Using the data below, copy out all lines with the word "size".

◆ ◆ ◆ ◆ ◆ ◆ ◆

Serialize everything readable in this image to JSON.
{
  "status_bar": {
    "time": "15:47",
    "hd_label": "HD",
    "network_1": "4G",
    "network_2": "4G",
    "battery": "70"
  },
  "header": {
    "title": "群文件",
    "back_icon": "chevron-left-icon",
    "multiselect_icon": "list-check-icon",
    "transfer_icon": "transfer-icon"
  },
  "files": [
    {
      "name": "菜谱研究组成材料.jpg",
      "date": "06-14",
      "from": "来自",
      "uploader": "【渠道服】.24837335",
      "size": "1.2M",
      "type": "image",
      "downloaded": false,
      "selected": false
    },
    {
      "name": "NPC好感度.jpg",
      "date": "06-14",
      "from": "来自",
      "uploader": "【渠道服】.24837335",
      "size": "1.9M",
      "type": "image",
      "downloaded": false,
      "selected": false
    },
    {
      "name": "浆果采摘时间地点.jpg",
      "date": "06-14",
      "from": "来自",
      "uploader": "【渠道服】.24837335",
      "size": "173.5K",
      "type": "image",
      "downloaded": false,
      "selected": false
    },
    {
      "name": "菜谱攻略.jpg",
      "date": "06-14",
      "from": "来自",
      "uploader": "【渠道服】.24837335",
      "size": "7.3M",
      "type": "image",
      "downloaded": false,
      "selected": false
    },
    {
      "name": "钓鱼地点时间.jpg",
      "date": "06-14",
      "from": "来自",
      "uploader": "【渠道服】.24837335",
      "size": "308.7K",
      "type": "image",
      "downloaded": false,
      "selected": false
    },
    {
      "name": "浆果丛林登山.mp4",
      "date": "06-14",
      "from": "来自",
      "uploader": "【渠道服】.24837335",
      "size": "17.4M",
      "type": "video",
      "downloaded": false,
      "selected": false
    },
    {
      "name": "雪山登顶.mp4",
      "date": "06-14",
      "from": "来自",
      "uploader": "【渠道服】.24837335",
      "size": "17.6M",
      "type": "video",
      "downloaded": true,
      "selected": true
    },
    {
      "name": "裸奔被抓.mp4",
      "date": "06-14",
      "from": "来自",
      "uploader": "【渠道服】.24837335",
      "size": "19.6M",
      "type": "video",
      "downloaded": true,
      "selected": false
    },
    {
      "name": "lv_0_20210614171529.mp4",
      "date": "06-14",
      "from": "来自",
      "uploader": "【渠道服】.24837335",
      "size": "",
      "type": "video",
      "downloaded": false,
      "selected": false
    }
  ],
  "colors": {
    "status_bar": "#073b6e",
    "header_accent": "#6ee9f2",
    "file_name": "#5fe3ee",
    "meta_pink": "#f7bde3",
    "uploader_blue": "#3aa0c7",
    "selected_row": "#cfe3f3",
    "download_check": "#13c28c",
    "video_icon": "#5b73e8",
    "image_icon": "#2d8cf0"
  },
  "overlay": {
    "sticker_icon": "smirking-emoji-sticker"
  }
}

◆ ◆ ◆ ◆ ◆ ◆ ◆

◆ Exercise result
      "size": "1.2M",
      "size": "1.9M",
      "size": "173.5K",
      "size": "7.3M",
      "size": "308.7K",
      "size": "17.4M",
      "size": "17.6M",
      "size": "19.6M",
      "size": "",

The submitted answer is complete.